SUPPLIED DATA —
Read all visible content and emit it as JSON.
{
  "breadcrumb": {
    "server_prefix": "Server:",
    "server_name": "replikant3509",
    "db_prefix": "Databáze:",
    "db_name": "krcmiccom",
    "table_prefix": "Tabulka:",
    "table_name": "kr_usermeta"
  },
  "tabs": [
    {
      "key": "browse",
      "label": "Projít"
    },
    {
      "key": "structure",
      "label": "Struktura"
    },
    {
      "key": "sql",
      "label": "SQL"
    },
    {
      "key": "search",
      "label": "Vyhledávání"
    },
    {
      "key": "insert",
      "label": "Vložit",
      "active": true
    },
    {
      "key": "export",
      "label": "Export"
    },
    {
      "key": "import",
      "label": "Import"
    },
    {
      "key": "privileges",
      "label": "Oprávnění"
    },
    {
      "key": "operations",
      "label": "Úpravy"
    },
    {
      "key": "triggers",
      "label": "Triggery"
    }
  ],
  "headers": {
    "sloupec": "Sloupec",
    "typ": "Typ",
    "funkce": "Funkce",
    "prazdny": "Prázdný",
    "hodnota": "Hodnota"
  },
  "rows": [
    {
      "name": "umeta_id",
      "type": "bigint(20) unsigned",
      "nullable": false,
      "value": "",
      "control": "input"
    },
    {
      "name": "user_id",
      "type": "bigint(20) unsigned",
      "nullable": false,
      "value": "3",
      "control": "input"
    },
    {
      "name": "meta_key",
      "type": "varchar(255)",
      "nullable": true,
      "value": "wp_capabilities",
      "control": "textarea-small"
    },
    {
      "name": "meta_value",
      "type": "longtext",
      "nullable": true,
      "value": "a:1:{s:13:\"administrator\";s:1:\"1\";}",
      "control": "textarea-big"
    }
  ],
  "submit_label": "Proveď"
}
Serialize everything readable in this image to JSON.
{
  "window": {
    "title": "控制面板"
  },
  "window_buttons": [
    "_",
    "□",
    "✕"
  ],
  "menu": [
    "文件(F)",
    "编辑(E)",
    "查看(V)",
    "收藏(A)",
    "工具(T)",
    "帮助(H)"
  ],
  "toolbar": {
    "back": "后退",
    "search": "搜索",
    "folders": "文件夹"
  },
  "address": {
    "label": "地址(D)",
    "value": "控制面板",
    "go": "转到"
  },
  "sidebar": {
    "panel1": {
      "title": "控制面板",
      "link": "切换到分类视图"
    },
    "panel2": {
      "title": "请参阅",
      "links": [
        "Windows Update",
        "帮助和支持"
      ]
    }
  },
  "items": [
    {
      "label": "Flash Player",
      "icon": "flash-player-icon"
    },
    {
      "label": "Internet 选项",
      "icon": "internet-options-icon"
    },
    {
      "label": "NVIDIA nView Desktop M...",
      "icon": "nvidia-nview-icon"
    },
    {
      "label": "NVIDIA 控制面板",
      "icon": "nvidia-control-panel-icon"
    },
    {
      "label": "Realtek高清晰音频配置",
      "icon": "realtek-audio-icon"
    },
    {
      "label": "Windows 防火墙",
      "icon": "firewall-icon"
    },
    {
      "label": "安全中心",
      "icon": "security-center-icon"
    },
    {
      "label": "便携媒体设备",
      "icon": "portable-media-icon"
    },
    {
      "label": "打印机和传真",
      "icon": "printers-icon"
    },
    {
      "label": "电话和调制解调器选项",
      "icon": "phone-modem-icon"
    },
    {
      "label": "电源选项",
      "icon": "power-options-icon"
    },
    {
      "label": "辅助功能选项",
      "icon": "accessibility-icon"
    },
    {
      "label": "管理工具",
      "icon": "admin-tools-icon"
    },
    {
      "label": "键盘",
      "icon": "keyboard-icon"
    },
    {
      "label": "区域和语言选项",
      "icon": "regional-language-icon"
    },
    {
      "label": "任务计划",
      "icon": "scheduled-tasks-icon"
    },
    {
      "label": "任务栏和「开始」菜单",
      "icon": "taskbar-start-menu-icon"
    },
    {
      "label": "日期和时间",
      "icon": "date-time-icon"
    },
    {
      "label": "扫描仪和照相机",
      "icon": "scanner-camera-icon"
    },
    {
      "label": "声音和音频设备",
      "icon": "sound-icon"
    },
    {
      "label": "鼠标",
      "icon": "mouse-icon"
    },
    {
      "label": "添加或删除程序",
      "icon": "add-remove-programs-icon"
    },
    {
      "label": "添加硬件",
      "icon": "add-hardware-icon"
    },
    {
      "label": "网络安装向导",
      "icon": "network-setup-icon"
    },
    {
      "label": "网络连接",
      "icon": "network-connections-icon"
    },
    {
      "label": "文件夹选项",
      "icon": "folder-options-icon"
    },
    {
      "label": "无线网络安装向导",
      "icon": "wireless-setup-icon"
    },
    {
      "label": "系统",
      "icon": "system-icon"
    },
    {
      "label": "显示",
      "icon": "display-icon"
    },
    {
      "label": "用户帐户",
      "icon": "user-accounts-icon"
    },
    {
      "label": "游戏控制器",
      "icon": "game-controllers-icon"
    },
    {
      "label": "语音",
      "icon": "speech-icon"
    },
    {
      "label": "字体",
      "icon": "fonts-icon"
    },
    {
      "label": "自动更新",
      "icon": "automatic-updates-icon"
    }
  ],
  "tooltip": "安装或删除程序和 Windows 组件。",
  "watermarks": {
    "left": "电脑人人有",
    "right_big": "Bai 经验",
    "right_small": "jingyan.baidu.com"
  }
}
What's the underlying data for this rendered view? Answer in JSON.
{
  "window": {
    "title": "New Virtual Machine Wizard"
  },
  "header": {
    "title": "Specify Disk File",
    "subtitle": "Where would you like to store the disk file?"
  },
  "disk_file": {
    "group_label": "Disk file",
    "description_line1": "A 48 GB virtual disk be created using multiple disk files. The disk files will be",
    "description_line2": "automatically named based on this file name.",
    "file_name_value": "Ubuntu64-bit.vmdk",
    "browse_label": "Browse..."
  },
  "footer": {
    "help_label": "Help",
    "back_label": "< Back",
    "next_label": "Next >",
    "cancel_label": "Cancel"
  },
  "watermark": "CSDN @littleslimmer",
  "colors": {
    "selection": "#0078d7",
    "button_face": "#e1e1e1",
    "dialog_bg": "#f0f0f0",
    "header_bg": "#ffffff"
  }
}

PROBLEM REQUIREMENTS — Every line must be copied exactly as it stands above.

RESULT FOR THIS TASK —
Read all visible content and emit it as JSON.
{
  "breadcrumb": {
    "server_prefix": "Server:",
    "server_name": "replikant3509",
    "db_prefix": "Databáze:",
    "db_name": "krcmiccom",
    "table_prefix": "Tabulka:",
    "table_name": "kr_usermeta"
  },
  "tabs": [
    {
      "key": "browse",
      "label": "Projít"
    },
    {
      "key": "structure",
      "label": "Struktura"
    },
    {
      "key": "sql",
      "label": "SQL"
    },
    {
      "key": "search",
      "label": "Vyhledávání"
    },
    {
      "key": "insert",
      "label": "Vložit",
      "active": true
    },
    {
      "key": "export",
      "label": "Export"
    },
    {
      "key": "import",
      "label": "Import"
    },
    {
      "key": "privileges",
      "label": "Oprávnění"
    },
    {
      "key": "operations",
      "label": "Úpravy"
    },
    {
      "key": "triggers",
      "label": "Triggery"
    }
  ],
  "headers": {
    "sloupec": "Sloupec",
    "typ": "Typ",
    "funkce": "Funkce",
    "prazdny": "Prázdný",
    "hodnota": "Hodnota"
  },
  "rows": [
    {
      "name": "umeta_id",
      "type": "bigint(20) unsigned",
      "nullable": false,
      "value": "",
      "control": "input"
    },
    {
      "name": "user_id",
      "type": "bigint(20) unsigned",
      "nullable": false,
      "value": "3",
      "control": "input"
    },
    {
      "name": "meta_key",
      "type": "varchar(255)",
      "nullable": true,
      "value": "wp_capabilities",
      "control": "textarea-small"
    },
    {
      "name": "meta_value",
      "type": "longtext",
      "nullable": true,
      "value": "a:1:{s:13:\"administrator\";s:1:\"1\";}",
      "control": "textarea-big"
    }
  ],
  "submit_label": "Proveď"
}
Serialize everything readable in this image to JSON.
{
  "window": {
    "title": "控制面板"
  },
  "window_buttons": [
    "_",
    "□",
    "✕"
  ],
  "menu": [
    "文件(F)",
    "编辑(E)",
    "查看(V)",
    "收藏(A)",
    "工具(T)",
    "帮助(H)"
  ],
  "toolbar": {
    "back": "后退",
    "search": "搜索",
    "folders": "文件夹"
  },
  "address": {
    "label": "地址(D)",
    "value": "控制面板",
    "go": "转到"
  },
  "sidebar": {
    "panel1": {
      "title": "控制面板",
      "link": "切换到分类视图"
    },
    "panel2": {
      "title": "请参阅",
      "links": [
        "Windows Update",
        "帮助和支持"
      ]
    }
  },
  "items": [
    {
      "label": "Flash Player",
      "icon": "flash-player-icon"
    },
    {
      "label": "Internet 选项",
      "icon": "internet-options-icon"
    },
    {
      "label": "NVIDIA nView Desktop M...",
      "icon": "nvidia-nview-icon"
    },
    {
      "label": "NVIDIA 控制面板",
      "icon": "nvidia-control-panel-icon"
    },
    {
      "label": "Realtek高清晰音频配置",
      "icon": "realtek-audio-icon"
    },
    {
      "label": "Windows 防火墙",
      "icon": "firewall-icon"
    },
    {
      "label": "安全中心",
      "icon": "security-center-icon"
    },
    {
      "label": "便携媒体设备",
      "icon": "portable-media-icon"
    },
    {
      "label": "打印机和传真",
      "icon": "printers-icon"
    },
    {
      "label": "电话和调制解调器选项",
      "icon": "phone-modem-icon"
    },
    {
      "label": "电源选项",
      "icon": "power-options-icon"
    },
    {
      "label": "辅助功能选项",
      "icon": "accessibility-icon"
    },
    {
      "label": "管理工具",
      "icon": "admin-tools-icon"
    },
    {
      "label": "键盘",
      "icon": "keyboard-icon"
    },
    {
      "label": "区域和语言选项",
      "icon": "regional-language-icon"
    },
    {
      "label": "任务计划",
      "icon": "scheduled-tasks-icon"
    },
    {
      "label": "任务栏和「开始」菜单",
      "icon": "taskbar-start-menu-icon"
    },
    {
      "label": "日期和时间",
      "icon": "date-time-icon"
    },
    {
      "label": "扫描仪和照相机",
      "icon": "scanner-camera-icon"
    },
    {
      "label": "声音和音频设备",
      "icon": "sound-icon"
    },
    {
      "label": "鼠标",
      "icon": "mouse-icon"
    },
    {
      "label": "添加或删除程序",
      "icon": "add-remove-programs-icon"
    },
    {
      "label": "添加硬件",
      "icon": "add-hardware-icon"
    },
    {
      "label": "网络安装向导",
      "icon": "network-setup-icon"
    },
    {
      "label": "网络连接",
      "icon": "network-connections-icon"
    },
    {
      "label": "文件夹选项",
      "icon": "folder-options-icon"
    },
    {
      "label": "无线网络安装向导",
      "icon": "wireless-setup-icon"
    },
    {
      "label": "系统",
      "icon": "system-icon"
    },
    {
      "label": "显示",
      "icon": "display-icon"
    },
    {
      "label": "用户帐户",
      "icon": "user-accounts-icon"
    },
    {
      "label": "游戏控制器",
      "icon": "game-controllers-icon"
    },
    {
      "label": "语音",
      "icon": "speech-icon"
    },
    {
      "label": "字体",
      "icon": "fonts-icon"
    },
    {
      "label": "自动更新",
      "icon": "automatic-updates-icon"
    }
  ],
  "tooltip": "安装或删除程序和 Windows 组件。",
  "watermarks": {
    "left": "电脑人人有",
    "right_big": "Bai 经验",
    "right_small": "jingyan.baidu.com"
  }
}
What's the underlying data for this rendered view? Answer in JSON.
{
  "window": {
    "title": "New Virtual Machine Wizard"
  },
  "header": {
    "title": "Specify Disk File",
    "subtitle": "Where would you like to store the disk file?"
  },
  "disk_file": {
    "group_label": "Disk file",
    "description_line1": "A 48 GB virtual disk be created using multiple disk files. The disk files will be",
    "description_line2": "automatically named based on this file name.",
    "file_name_value": "Ubuntu64-bit.vmdk",
    "browse_label": "Browse..."
  },
  "footer": {
    "help_label": "Help",
    "back_label": "< Back",
    "next_label": "Next >",
    "cancel_label": "Cancel"
  },
  "watermark": "CSDN @littleslimmer",
  "colors": {
    "selection": "#0078d7",
    "button_face": "#e1e1e1",
    "dialog_bg": "#f0f0f0",
    "header_bg": "#ffffff"
  }
}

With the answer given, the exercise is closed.